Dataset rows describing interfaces
+-------+

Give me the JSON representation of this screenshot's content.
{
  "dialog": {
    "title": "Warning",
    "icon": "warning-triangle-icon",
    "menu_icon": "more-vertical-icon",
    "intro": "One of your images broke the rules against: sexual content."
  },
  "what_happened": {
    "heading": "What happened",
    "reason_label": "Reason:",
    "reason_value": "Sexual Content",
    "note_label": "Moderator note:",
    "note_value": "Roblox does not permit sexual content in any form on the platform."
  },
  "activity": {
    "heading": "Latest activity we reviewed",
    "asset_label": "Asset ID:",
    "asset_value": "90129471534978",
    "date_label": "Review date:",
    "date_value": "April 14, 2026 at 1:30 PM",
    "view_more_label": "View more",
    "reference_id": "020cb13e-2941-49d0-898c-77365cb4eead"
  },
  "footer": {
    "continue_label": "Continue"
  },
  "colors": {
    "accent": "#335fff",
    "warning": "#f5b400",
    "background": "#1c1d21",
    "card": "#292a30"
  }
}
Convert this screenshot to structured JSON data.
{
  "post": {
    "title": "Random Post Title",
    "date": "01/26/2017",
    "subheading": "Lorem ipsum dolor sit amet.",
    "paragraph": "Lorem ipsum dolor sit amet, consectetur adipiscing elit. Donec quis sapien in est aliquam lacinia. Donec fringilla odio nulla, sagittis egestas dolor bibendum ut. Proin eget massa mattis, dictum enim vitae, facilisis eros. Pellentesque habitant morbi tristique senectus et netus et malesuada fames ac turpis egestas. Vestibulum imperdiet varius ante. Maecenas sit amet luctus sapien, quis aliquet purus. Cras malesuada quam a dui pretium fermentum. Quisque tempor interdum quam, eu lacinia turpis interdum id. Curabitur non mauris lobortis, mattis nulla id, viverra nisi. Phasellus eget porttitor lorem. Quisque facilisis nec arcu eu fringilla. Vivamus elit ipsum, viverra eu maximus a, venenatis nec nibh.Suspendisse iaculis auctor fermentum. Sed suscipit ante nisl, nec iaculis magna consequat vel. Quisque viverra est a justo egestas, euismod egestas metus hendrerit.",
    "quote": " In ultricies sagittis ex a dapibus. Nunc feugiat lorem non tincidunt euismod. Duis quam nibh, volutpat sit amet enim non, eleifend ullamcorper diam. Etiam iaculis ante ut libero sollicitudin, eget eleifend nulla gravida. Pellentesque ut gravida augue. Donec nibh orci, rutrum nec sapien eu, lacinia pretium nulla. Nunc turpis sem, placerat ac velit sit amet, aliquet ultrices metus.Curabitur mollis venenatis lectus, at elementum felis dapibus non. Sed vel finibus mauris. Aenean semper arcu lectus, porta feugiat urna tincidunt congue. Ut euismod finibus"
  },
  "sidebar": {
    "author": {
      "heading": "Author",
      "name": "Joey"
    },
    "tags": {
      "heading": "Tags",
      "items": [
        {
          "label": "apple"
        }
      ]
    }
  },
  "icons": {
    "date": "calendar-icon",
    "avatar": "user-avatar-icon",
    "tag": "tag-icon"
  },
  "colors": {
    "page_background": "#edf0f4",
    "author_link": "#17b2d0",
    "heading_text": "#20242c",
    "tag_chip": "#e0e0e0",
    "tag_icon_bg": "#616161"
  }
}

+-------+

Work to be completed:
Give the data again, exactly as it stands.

Result for this exercise:
Give me the JSON representation of this screenshot's content.
{
  "dialog": {
    "title": "Warning",
    "icon": "warning-triangle-icon",
    "menu_icon": "more-vertical-icon",
    "intro": "One of your images broke the rules against: sexual content."
  },
  "what_happened": {
    "heading": "What happened",
    "reason_label": "Reason:",
    "reason_value": "Sexual Content",
    "note_label": "Moderator note:",
    "note_value": "Roblox does not permit sexual content in any form on the platform."
  },
  "activity": {
    "heading": "Latest activity we reviewed",
    "asset_label": "Asset ID:",
    "asset_value": "90129471534978",
    "date_label": "Review date:",
    "date_value": "April 14, 2026 at 1:30 PM",
    "view_more_label": "View more",
    "reference_id": "020cb13e-2941-49d0-898c-77365cb4eead"
  },
  "footer": {
    "continue_label": "Continue"
  },
  "colors": {
    "accent": "#335fff",
    "warning": "#f5b400",
    "background": "#1c1d21",
    "card": "#292a30"
  }
}
Convert this screenshot to structured JSON data.
{
  "post": {
    "title": "Random Post Title",
    "date": "01/26/2017",
    "subheading": "Lorem ipsum dolor sit amet.",
    "paragraph": "Lorem ipsum dolor sit amet, consectetur adipiscing elit. Donec quis sapien in est aliquam lacinia. Donec fringilla odio nulla, sagittis egestas dolor bibendum ut. Proin eget massa mattis, dictum enim vitae, facilisis eros. Pellentesque habitant morbi tristique senectus et netus et malesuada fames ac turpis egestas. Vestibulum imperdiet varius ante. Maecenas sit amet luctus sapien, quis aliquet purus. Cras malesuada quam a dui pretium fermentum. Quisque tempor interdum quam, eu lacinia turpis interdum id. Curabitur non mauris lobortis, mattis nulla id, viverra nisi. Phasellus eget porttitor lorem. Quisque facilisis nec arcu eu fringilla. Vivamus elit ipsum, viverra eu maximus a, venenatis nec nibh.Suspendisse iaculis auctor fermentum. Sed suscipit ante nisl, nec iaculis magna consequat vel. Quisque viverra est a justo egestas, euismod egestas metus hendrerit.",
    "quote": " In ultricies sagittis ex a dapibus. Nunc feugiat lorem non tincidunt euismod. Duis quam nibh, volutpat sit amet enim non, eleifend ullamcorper diam. Etiam iaculis ante ut libero sollicitudin, eget eleifend nulla gravida. Pellentesque ut gravida augue. Donec nibh orci, rutrum nec sapien eu, lacinia pretium nulla. Nunc turpis sem, placerat ac velit sit amet, aliquet ultrices metus.Curabitur mollis venenatis lectus, at elementum felis dapibus non. Sed vel finibus mauris. Aenean semper arcu lectus, porta feugiat urna tincidunt congue. Ut euismod finibus"
  },
  "sidebar": {
    "author": {
      "heading": "Author",
      "name": "Joey"
    },
    "tags": {
      "heading": "Tags",
      "items": [
        {
          "label": "apple"
        }
      ]
    }
  },
  "icons": {
    "date": "calendar-icon",
    "avatar": "user-avatar-icon",
    "tag": "tag-icon"
  },
  "colors": {
    "page_background": "#edf0f4",
    "author_link": "#17b2d0",
    "heading_text": "#20242c",
    "tag_chip": "#e0e0e0",
    "tag_icon_bg": "#616161"
  }
}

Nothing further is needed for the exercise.